> **The input**:
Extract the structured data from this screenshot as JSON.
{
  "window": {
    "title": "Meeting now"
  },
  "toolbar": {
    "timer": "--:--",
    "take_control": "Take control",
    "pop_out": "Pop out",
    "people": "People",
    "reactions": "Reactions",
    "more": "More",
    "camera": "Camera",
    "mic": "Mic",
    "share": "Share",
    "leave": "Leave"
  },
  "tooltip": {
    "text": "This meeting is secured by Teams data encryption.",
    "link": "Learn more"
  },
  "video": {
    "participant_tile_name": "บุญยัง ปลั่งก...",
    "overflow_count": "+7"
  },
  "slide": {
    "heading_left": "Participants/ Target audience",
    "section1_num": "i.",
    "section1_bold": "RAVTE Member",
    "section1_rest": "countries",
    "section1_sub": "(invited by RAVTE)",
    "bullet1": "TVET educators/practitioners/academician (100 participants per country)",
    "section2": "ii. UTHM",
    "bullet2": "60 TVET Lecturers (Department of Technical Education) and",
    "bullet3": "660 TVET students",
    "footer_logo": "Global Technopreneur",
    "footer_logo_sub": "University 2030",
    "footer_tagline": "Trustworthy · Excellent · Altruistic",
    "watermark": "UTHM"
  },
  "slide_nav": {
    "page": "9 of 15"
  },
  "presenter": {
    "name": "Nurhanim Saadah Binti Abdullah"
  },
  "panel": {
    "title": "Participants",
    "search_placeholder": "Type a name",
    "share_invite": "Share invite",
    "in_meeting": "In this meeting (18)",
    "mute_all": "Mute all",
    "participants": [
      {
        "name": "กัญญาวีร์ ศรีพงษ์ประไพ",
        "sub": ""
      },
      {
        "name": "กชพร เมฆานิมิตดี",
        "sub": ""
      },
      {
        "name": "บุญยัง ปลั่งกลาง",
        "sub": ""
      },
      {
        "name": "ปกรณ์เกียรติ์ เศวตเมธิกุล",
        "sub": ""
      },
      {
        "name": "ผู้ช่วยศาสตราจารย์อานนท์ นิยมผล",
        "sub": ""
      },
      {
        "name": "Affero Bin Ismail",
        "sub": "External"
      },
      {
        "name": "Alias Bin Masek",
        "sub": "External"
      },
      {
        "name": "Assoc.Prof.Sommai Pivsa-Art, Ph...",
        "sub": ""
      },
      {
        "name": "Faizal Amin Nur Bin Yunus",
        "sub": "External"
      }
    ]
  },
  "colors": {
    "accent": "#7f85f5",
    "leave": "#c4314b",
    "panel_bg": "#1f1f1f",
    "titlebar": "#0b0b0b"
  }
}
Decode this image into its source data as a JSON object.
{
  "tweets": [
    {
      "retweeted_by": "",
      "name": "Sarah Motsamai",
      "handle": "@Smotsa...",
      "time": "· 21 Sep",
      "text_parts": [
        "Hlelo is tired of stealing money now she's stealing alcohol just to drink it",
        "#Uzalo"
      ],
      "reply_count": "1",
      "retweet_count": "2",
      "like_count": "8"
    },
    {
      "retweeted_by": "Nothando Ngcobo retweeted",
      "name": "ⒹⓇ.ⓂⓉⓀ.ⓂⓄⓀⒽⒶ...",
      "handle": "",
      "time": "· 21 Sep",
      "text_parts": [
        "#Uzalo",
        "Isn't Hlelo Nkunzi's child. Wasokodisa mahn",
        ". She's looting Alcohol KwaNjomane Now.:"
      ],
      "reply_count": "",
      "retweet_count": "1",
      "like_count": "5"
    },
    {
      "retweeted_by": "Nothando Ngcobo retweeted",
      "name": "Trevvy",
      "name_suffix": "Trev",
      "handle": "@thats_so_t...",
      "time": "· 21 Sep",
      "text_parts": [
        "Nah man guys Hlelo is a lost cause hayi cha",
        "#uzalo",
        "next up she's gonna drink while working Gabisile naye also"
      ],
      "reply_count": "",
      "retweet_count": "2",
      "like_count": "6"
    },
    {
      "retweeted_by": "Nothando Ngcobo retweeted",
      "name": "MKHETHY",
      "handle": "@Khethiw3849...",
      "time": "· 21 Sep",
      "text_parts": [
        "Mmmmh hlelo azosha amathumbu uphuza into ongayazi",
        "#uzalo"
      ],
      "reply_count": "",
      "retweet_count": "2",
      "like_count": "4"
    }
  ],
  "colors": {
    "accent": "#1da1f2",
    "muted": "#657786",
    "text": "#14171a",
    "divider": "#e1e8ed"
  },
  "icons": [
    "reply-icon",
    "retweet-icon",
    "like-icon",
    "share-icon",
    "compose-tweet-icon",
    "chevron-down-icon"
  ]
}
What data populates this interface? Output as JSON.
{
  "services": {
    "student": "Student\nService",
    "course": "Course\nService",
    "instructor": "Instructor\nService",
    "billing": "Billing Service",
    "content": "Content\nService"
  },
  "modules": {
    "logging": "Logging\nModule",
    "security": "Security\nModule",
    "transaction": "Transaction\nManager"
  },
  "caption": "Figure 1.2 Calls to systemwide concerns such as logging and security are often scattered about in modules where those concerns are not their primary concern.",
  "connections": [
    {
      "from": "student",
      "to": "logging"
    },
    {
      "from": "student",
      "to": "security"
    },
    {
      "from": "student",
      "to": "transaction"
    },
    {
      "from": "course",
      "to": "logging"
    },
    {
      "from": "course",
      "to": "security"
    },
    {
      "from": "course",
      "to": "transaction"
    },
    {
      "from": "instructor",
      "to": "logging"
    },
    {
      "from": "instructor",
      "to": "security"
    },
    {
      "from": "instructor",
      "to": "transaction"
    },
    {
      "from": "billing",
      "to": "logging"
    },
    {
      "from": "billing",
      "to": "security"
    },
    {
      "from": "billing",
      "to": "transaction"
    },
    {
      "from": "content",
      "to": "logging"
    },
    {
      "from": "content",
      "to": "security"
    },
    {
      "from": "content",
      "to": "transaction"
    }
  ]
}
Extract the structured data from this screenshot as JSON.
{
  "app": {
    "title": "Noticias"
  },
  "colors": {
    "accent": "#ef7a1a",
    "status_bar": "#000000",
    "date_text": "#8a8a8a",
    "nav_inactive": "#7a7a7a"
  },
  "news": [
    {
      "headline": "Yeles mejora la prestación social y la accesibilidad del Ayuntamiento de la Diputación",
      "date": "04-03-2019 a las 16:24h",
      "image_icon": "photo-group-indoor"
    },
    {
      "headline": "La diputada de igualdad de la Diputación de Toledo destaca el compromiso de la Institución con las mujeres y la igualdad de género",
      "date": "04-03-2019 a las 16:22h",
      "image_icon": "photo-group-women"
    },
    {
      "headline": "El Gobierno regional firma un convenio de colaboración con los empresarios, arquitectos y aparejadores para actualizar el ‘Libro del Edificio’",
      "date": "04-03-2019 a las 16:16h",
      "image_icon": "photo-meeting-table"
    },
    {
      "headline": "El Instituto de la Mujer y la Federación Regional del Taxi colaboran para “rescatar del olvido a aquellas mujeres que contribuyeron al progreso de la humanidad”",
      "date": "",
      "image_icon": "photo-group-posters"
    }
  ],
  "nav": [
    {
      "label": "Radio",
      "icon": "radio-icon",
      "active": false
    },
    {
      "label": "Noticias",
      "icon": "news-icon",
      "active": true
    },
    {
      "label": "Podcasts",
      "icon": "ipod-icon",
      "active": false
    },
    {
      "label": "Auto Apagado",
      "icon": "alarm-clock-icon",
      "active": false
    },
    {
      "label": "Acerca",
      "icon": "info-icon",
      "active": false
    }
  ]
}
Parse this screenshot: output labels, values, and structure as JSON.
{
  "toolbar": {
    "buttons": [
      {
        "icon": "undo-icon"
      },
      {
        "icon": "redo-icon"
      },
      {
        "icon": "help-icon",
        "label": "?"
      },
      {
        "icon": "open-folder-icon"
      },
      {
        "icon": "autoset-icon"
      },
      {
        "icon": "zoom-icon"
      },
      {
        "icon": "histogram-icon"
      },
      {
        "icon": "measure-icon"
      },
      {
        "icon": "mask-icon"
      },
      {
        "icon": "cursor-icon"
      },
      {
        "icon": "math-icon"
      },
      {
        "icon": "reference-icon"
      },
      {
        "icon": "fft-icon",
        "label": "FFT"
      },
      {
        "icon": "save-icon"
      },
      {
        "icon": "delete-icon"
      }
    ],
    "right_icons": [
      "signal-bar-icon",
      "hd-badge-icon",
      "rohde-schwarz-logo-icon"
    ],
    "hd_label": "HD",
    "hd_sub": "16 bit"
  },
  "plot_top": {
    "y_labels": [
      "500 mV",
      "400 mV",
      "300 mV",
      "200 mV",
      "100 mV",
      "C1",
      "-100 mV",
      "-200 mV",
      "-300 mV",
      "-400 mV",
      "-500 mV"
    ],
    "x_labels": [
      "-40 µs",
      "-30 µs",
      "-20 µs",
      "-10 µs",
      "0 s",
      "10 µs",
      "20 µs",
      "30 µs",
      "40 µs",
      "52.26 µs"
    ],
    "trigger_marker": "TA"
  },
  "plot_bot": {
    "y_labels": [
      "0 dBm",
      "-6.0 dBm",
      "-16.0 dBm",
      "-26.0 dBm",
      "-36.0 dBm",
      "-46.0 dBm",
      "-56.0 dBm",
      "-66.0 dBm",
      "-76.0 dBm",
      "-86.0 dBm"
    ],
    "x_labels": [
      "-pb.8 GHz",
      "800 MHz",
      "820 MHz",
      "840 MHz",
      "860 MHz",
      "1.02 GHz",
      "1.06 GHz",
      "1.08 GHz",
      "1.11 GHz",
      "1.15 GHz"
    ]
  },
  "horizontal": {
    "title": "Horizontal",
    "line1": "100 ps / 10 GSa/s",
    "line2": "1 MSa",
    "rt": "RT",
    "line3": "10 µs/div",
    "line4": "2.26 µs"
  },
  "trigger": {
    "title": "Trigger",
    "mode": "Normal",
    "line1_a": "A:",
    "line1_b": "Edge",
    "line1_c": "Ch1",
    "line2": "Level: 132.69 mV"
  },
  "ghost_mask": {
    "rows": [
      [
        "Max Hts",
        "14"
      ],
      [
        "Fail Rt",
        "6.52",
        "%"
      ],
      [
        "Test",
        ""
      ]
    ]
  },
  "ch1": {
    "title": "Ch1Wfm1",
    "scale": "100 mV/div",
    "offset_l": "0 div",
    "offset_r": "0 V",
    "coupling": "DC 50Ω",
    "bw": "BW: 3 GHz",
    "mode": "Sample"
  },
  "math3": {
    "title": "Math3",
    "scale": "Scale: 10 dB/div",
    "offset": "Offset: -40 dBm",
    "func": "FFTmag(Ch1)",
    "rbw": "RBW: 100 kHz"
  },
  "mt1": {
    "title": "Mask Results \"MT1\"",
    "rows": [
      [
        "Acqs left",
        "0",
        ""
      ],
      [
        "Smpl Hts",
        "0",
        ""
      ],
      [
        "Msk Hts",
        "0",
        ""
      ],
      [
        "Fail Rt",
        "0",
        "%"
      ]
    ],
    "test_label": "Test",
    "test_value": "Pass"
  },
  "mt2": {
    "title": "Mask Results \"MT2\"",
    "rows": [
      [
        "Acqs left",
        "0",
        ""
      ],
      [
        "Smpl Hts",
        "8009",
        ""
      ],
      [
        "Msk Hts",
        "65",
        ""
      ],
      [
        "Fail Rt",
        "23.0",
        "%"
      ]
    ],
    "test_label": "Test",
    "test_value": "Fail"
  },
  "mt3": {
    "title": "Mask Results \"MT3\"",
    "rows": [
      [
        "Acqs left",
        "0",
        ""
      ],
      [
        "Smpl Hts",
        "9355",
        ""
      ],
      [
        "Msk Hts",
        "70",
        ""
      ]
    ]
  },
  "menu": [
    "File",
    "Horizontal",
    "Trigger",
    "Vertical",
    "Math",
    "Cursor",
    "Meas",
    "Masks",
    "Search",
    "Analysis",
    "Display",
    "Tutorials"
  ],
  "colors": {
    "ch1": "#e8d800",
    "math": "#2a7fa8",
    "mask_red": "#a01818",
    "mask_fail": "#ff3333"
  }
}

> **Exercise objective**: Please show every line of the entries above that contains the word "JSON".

> **Output of the task**:
Extract the structured data from this screenshot as JSON.
Decode this image into its source data as a JSON object.
What data populates this interface? Output as JSON.
Extract the structured data from this screenshot as JSON.
Parse this screenshot: output labels, values, and structure as JSON.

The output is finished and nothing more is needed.